Given data: Begin

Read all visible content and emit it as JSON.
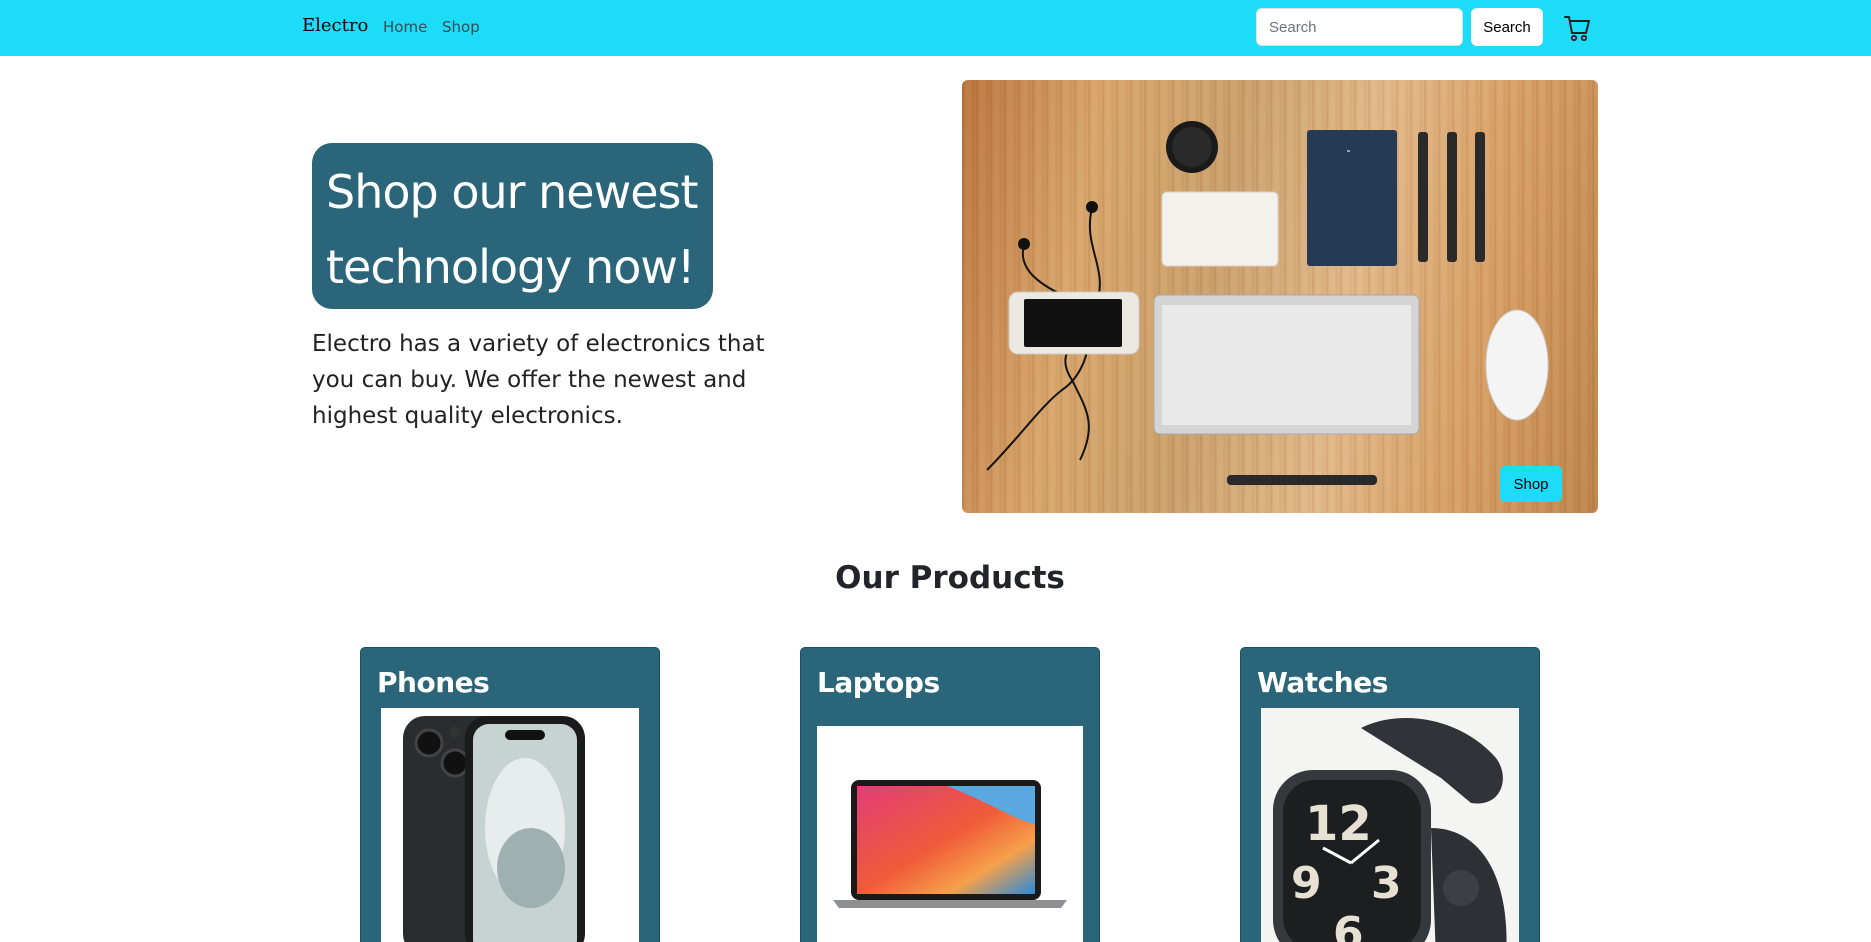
{
  "navbar": {
    "brand": "Electro",
    "links": [
      "Home",
      "Shop"
    ],
    "search_placeholder": "Search",
    "search_button": "Search",
    "cart_icon": "cart-icon",
    "background": "#1cdcf7"
  },
  "hero": {
    "title": "Shop our newest technology now!",
    "description": "Electro has a variety of electronics that you can buy. We offer the newest and highest quality electronics.",
    "shop_button": "Shop",
    "title_box_color": "#2a6579"
  },
  "products": {
    "heading": "Our Products",
    "cards": [
      {
        "title": "Phones"
      },
      {
        "title": "Laptops"
      },
      {
        "title": "Watches"
      }
    ]
  }
}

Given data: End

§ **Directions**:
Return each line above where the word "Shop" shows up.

§ **Output**:
      "Shop"
    "title": "Shop our newest technology now!",
    "shop_button": "Shop",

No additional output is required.